* **Source information**
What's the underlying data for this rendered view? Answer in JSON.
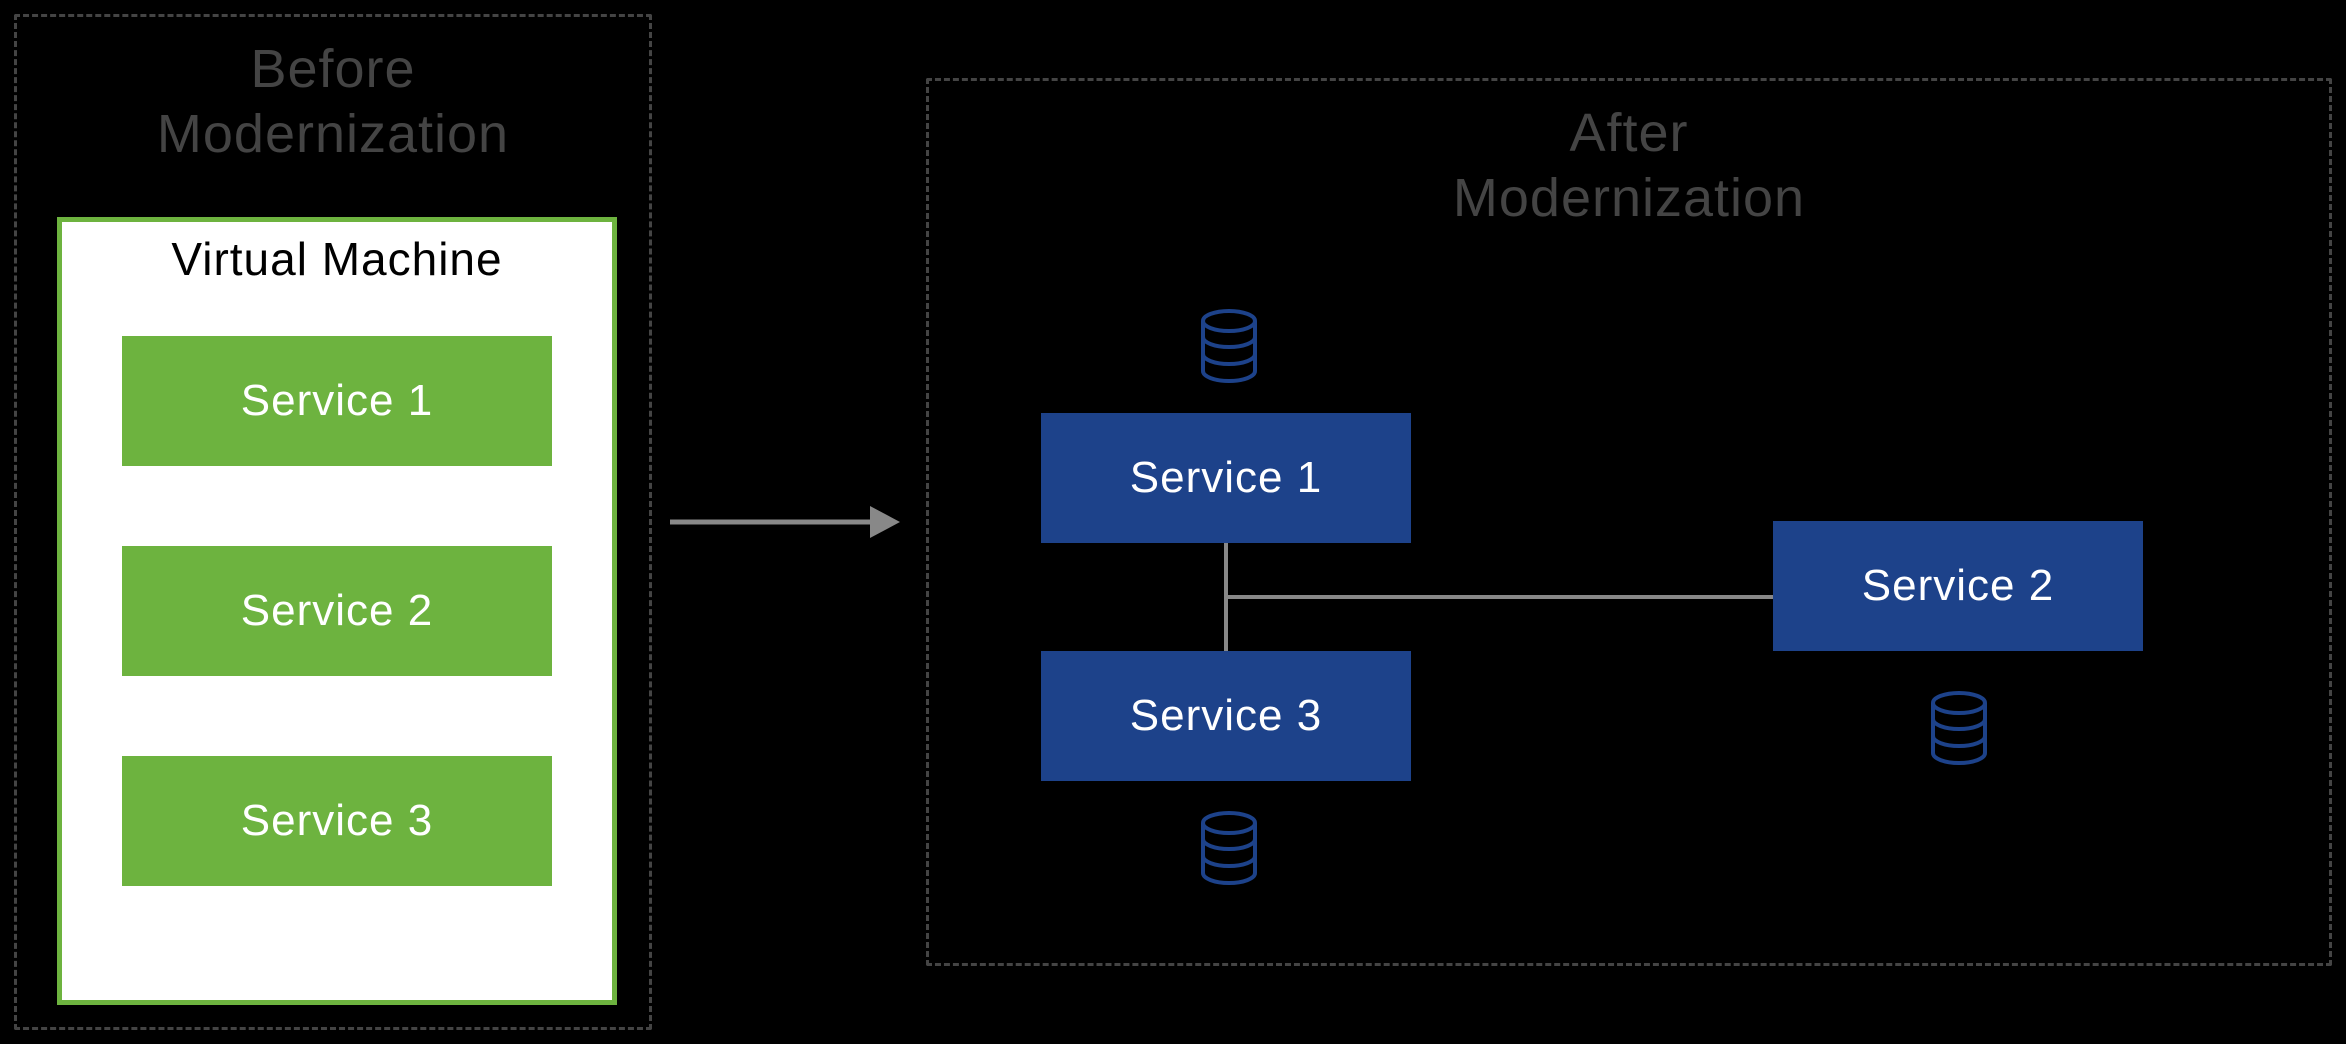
{
  "before": {
    "title_line1": "Before",
    "title_line2": "Modernization",
    "vm_title": "Virtual Machine",
    "services": [
      "Service 1",
      "Service 2",
      "Service 3"
    ]
  },
  "after": {
    "title_line1": "After",
    "title_line2": "Modernization",
    "service1": "Service 1",
    "service2": "Service 2",
    "service3": "Service 3"
  },
  "colors": {
    "green": "#6db33f",
    "blue": "#1d428a",
    "dash": "#444444",
    "arrow": "#888888",
    "dbStroke": "#1d428a"
  }
}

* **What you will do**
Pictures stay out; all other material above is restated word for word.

* **Solution for this exercise**
What's the underlying data for this rendered view? Answer in JSON.
{
  "before": {
    "title_line1": "Before",
    "title_line2": "Modernization",
    "vm_title": "Virtual Machine",
    "services": [
      "Service 1",
      "Service 2",
      "Service 3"
    ]
  },
  "after": {
    "title_line1": "After",
    "title_line2": "Modernization",
    "service1": "Service 1",
    "service2": "Service 2",
    "service3": "Service 3"
  },
  "colors": {
    "green": "#6db33f",
    "blue": "#1d428a",
    "dash": "#444444",
    "arrow": "#888888",
    "dbStroke": "#1d428a"
  }
}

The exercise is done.